Smiths Group Plc said it received an approach for its medical-equipment business, more than two years after it spurned a 2.45 billion-pound ($3.7 billion) offer for the division.
The new approach for the business that makes critical-care and surgical products for hospitals may or may not lead to a transaction and the talks are at an early stage, the London-based company said in an e-mailed statement today.
The company, which also makes airport-security scanners, said in February 2011 that an offer for the medical business wasn’t good enough. People familiar with the matter said at the time that the offer came from private-equity firm Apax Partners LLP. Smiths should now try to fetch at least 3.1 billion pounds for the unit, said Bank of America Merrill Lynch analyst Alex Toms, adding that the major hurdle in any potential deal is the actuarial pension deficit of 650 million pounds.
The deficit “would require a substantial cash injection should medical be sold and management try to redistribute the proceeds to shareholders,” he said, adding that “valuation is also an issue in our view.”
To fetch 3.1 billion pounds for the business, Smiths would need to apply a valuation of 16 times enterprise value to earnings before interest, taxes and amortization, “which we believe is full in the context of M&A multiples in the space and Smiths Medical’s low growth profile,” Toms said.

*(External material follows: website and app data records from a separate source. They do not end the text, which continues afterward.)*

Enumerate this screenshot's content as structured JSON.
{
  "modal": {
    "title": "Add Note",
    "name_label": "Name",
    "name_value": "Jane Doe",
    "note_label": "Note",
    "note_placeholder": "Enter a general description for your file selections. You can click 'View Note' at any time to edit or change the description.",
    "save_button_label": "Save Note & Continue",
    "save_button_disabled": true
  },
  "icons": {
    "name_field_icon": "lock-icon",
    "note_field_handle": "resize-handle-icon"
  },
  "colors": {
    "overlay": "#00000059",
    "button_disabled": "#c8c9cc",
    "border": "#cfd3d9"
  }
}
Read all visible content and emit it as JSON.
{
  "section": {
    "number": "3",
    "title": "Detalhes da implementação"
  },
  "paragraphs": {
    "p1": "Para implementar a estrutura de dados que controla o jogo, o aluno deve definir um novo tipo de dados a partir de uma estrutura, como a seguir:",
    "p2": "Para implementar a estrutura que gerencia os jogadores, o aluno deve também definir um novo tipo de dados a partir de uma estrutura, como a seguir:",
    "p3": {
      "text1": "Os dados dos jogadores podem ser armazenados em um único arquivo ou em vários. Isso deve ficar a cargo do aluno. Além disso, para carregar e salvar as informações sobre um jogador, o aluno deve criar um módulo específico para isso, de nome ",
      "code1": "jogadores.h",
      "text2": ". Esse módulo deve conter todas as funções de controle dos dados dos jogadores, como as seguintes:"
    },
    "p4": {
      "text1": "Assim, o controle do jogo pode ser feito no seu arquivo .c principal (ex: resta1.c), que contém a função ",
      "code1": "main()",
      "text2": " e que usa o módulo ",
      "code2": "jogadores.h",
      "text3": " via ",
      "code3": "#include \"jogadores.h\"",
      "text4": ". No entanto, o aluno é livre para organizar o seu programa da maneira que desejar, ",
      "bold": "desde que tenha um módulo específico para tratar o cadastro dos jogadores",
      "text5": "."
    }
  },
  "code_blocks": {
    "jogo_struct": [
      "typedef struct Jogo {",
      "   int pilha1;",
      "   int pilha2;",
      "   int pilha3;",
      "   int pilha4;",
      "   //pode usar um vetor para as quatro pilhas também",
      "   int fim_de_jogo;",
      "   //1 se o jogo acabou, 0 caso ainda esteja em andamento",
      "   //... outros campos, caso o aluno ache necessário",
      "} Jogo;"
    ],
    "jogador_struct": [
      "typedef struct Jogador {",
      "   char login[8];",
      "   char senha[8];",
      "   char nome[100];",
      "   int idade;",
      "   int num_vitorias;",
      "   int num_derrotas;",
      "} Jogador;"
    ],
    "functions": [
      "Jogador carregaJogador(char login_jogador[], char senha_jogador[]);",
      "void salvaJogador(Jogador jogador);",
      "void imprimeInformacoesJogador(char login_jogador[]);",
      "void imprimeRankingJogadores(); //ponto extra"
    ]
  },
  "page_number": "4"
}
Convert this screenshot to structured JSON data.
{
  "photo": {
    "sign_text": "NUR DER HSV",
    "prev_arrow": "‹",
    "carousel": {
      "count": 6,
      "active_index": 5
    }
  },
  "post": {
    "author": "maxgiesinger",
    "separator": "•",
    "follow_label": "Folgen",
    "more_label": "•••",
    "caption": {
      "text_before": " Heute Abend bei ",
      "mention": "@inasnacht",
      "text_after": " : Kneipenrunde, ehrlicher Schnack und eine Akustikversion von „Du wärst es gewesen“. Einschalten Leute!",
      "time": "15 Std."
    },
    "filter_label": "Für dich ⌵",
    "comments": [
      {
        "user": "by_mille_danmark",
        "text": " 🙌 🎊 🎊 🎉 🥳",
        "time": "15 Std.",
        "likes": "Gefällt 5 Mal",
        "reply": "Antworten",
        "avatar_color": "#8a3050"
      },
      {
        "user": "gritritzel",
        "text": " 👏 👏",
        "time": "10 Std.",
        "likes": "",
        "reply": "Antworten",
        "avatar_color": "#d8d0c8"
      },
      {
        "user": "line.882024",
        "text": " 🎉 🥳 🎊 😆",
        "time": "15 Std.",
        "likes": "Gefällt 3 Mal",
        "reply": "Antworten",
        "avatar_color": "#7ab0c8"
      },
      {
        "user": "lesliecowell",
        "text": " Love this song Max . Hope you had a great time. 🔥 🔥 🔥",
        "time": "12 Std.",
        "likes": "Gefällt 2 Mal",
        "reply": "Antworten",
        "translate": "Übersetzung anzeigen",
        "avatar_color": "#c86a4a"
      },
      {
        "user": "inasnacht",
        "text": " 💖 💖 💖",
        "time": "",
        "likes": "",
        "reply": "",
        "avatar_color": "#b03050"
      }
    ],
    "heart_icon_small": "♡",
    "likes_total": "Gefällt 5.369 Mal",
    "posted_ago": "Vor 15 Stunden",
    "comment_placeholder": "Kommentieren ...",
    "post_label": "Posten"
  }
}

The stock rose as much as 4.8 percent in London trading today, after climbing 4.9 percent yesterday, and was down 0.4 percent at 1,384 pence as of 10:06 a.m., valuing the company at 5.4 billion pounds. The stock climbed 17 percent this year before today, while the FTSE 100 benchmark index gained 13 percent.
The Financial Times reported the approach for Smiths’s medical business yesterday, citing people familiar with matter and saying that one potential buyer would be U.S. rival CareFusion Corp.
CareFusion, which makes medical pumps, ventilators and medicine dispensers, yesterday gained as much 7.2 percent in U.S. trading after the FT report. Shares of the San Diego-based company have climbed 29 percent this year as a turnaround plan helped expand margins and health-care stocks led the Standard & Poor’s 500 Index.
CareFusion, which has one business that makes devices for pumping fluids and drugs into patients and another that supplies antiseptic products applied before surgery, could be acquired by a private-equity firm and then broken into pieces to boost returns, Gene Mannheimer, a San Diego-based analyst at B. Riley, said last month.
CareFusion’s representatives couldn’t be reached immediately for comment.
Smiths’s medical division, which makes devices such as the Wallace embryo replacement catheter, employs 7,500 people with manufacturing concentrated in the U.S., Mexico and Italy. The medical business had sales of 856 million pounds in the 12 months through July 2012, representing about 28 percent of the company’s total revenue.
Smiths fanned speculation about a possible breakup in September 2007, when it appointed Philip Bowman as chief executive officer. Bowman had negotiated the sales of Scottish Power Plc and Allied Domecq when he was CEO of those companies.
Smiths, founded in 1851 as a watch shop, sold an aerospace division to General Electric Co. for $4.8 billion in May 2007, which left the U.K. company focused on X-ray machines and scanners for airports and hospitals.